How to complete this task: Wherever the string "disclaimer" shows up in the data below, copy the whole line.

Data for processing:
▼▼▼

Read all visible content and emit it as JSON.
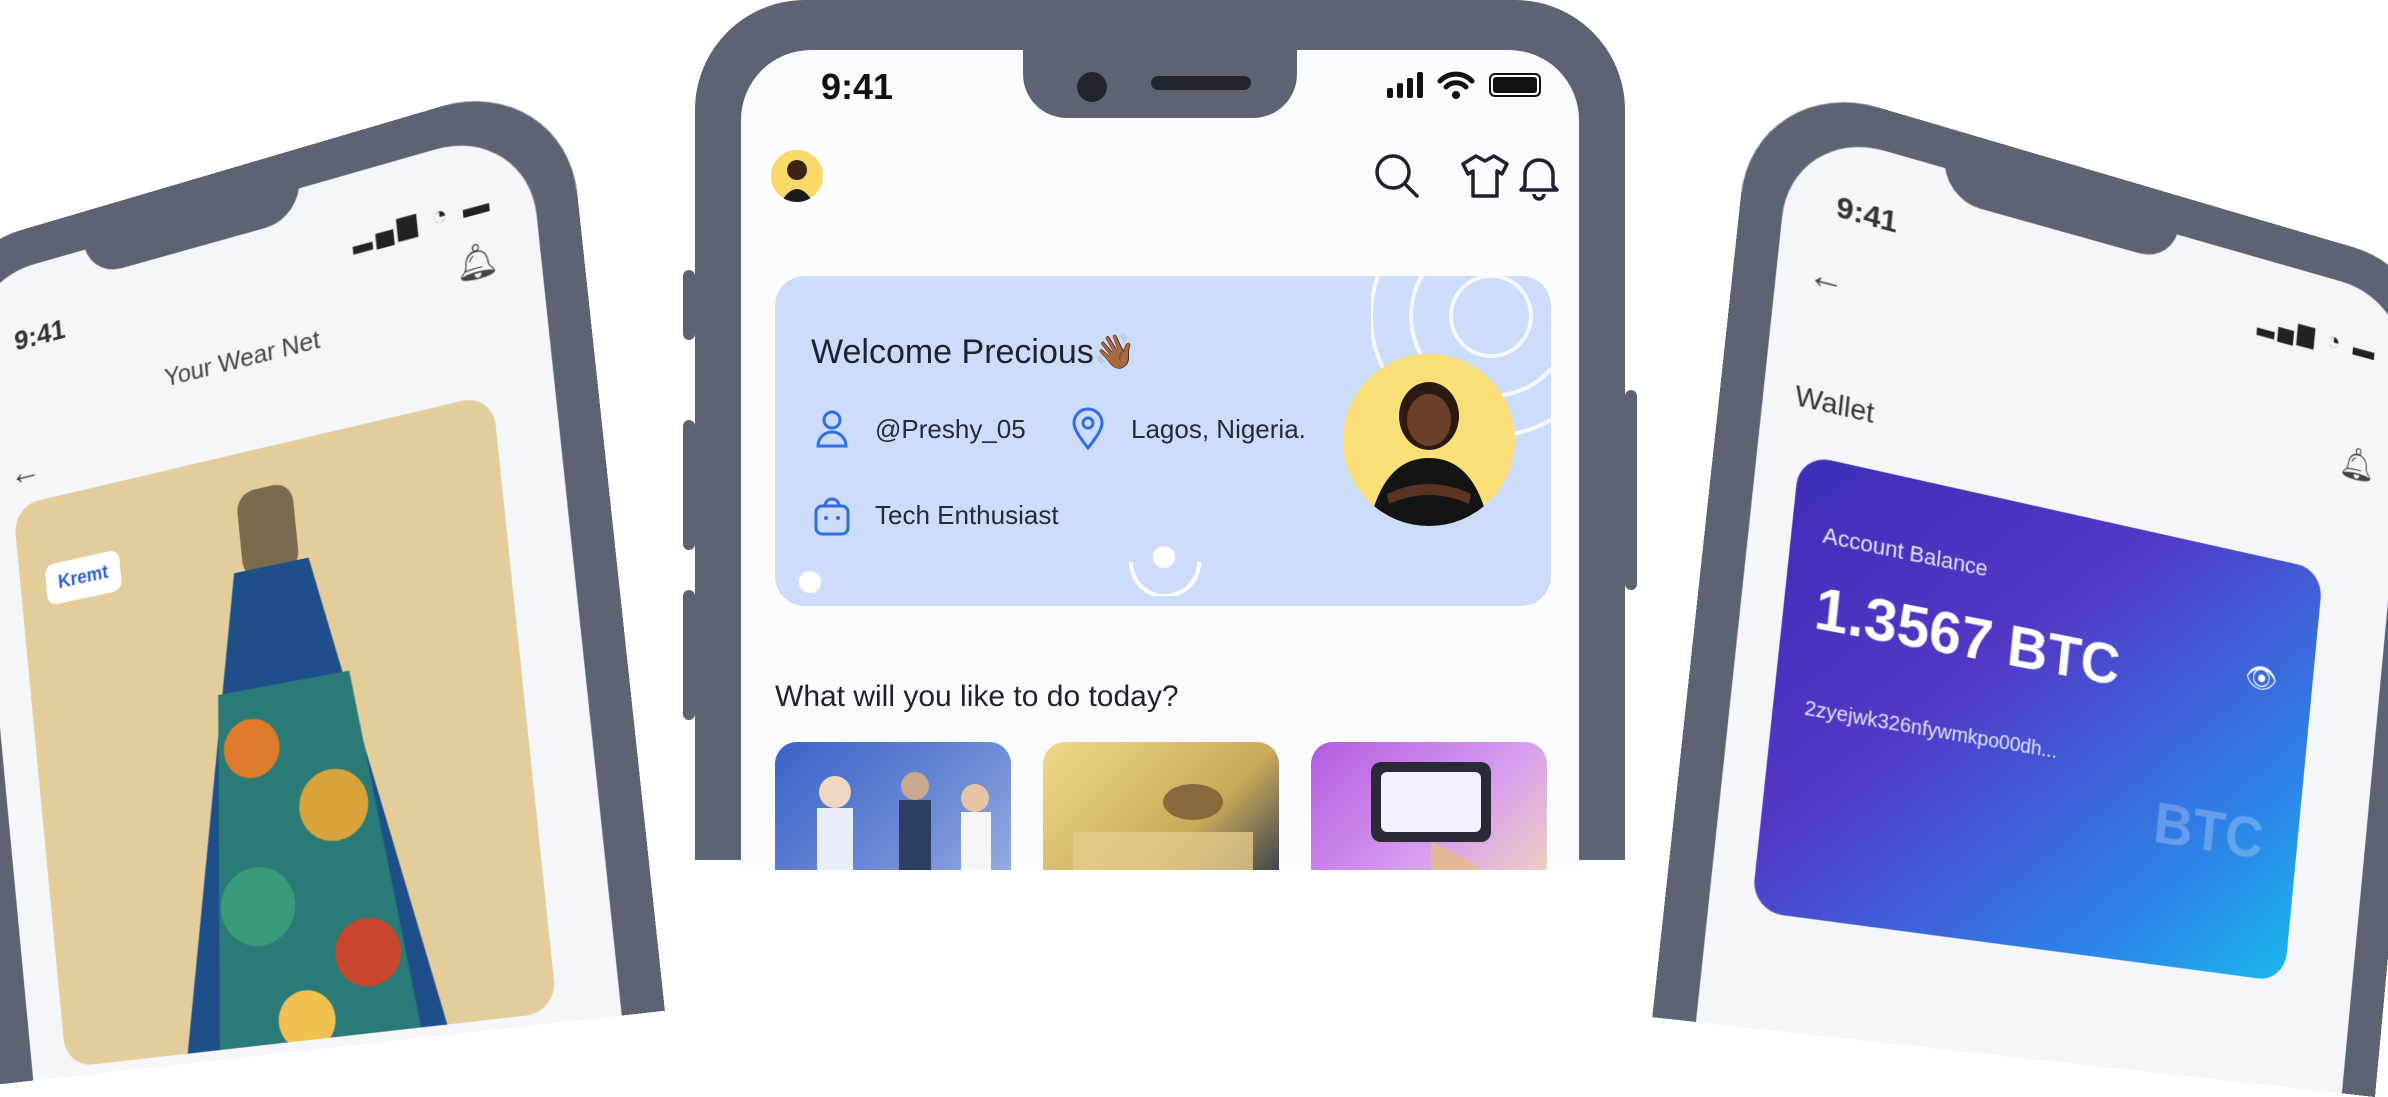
{
  "left_phone": {
    "time": "9:41",
    "title": "Your Wear Net",
    "badge": "Kremt",
    "icons": [
      "back-arrow-icon",
      "bell-icon",
      "signal-icon",
      "wifi-icon",
      "battery-icon"
    ]
  },
  "center_phone": {
    "time": "9:41",
    "icons": [
      "search-icon",
      "tshirt-icon",
      "bell-icon",
      "signal-icon",
      "wifi-icon",
      "battery-icon"
    ],
    "welcome": {
      "title": "Welcome Precious👋🏾",
      "username": "@Preshy_05",
      "location": "Lagos, Nigeria.",
      "occupation": "Tech Enthusiast"
    },
    "question": "What will you like to do today?",
    "colors": {
      "card_bg": "#cddcfb",
      "accent_blue": "#2f6ee8",
      "frame": "#5d6372"
    }
  },
  "right_phone": {
    "time": "9:41",
    "wallet_label": "Wallet",
    "account_balance_label": "Account Balance",
    "amount": "1.3567 BTC",
    "address": "2zyejwk326nfywmkpo00dh...",
    "watermark": "BTC",
    "icons": [
      "back-arrow-icon",
      "bell-icon",
      "eye-icon",
      "copy-icon"
    ]
  }
}
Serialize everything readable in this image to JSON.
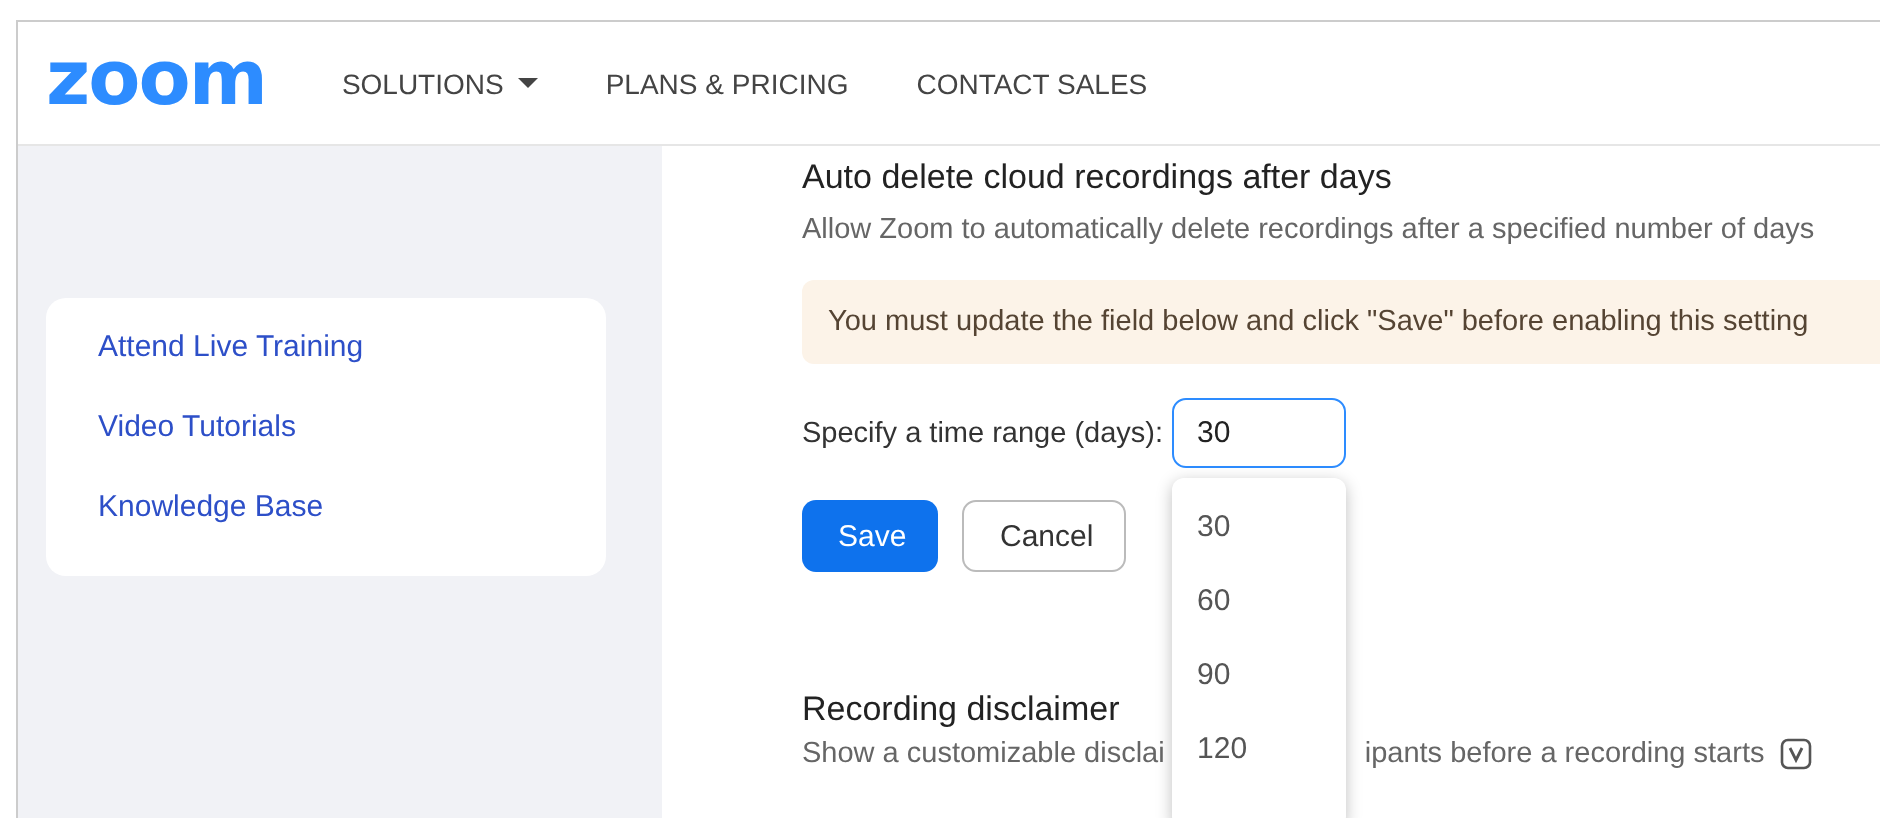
{
  "header": {
    "logo": "zoom",
    "nav": [
      {
        "label": "SOLUTIONS",
        "dropdown": true
      },
      {
        "label": "PLANS & PRICING",
        "dropdown": false
      },
      {
        "label": "CONTACT SALES",
        "dropdown": false
      }
    ]
  },
  "sidebar": {
    "links": [
      "Attend Live Training",
      "Video Tutorials",
      "Knowledge Base"
    ]
  },
  "setting": {
    "title": "Auto delete cloud recordings after days",
    "description": "Allow Zoom to automatically delete recordings after a specified number of days",
    "notice": "You must update the field below and click \"Save\" before enabling this setting",
    "field_label": "Specify a time range (days):",
    "field_value": "30",
    "options": [
      "30",
      "60",
      "90",
      "120"
    ],
    "buttons": [
      {
        "label": "Save",
        "kind": "primary"
      },
      {
        "label": "Cancel",
        "kind": "secondary"
      }
    ]
  },
  "disclaimer": {
    "title": "Recording disclaimer",
    "description_before": "Show a customizable disclai",
    "description_after": "ipants before a recording starts"
  }
}
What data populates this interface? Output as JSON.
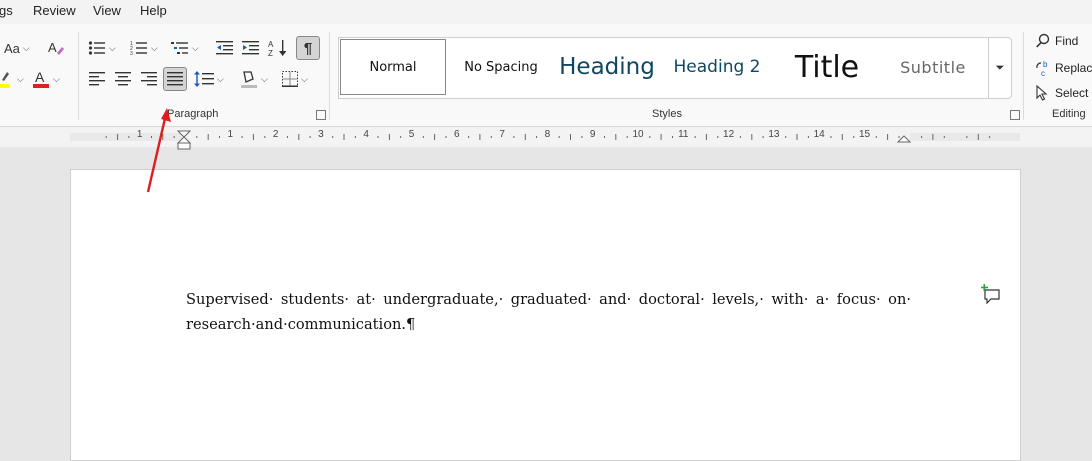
{
  "menu": {
    "item_1": "gs",
    "item_2": "Review",
    "item_3": "View",
    "item_4": "Help"
  },
  "font_group": {
    "change_case": "Aa"
  },
  "groups": {
    "paragraph": "Paragraph",
    "styles": "Styles",
    "editing": "Editing"
  },
  "styles": {
    "normal": "Normal",
    "no_spacing": "No Spacing",
    "heading": "Heading",
    "heading2": "Heading 2",
    "title": "Title",
    "subtitle": "Subtitle"
  },
  "editing": {
    "find": "Find",
    "replace": "Replace",
    "select": "Select"
  },
  "ruler": {
    "labels": [
      "1",
      "1",
      "2",
      "3",
      "4",
      "5",
      "6",
      "7",
      "8",
      "9",
      "10",
      "11",
      "12",
      "13",
      "14",
      "15"
    ]
  },
  "document": {
    "text": "Supervised· students· at· undergraduate,· graduated· and· doctoral· levels,· with· a· focus· on· research·and·communication.¶"
  },
  "colors": {
    "accent": "#185abd",
    "heading": "#0f4761",
    "font_color": "#e0201f",
    "highlight": "#ffff00",
    "arrow": "#e01b1b"
  },
  "icons": [
    "bullets-icon",
    "numbering-icon",
    "multilevel-list-icon",
    "decrease-indent-icon",
    "increase-indent-icon",
    "sort-icon",
    "show-marks-icon",
    "align-left-icon",
    "align-center-icon",
    "align-right-icon",
    "justify-icon",
    "line-spacing-icon",
    "shading-icon",
    "borders-icon",
    "find-icon",
    "replace-icon",
    "select-icon",
    "new-comment-icon"
  ]
}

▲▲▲

Result of the exercise:
  "disclaimer": {
    "title": "Recording disclaimer",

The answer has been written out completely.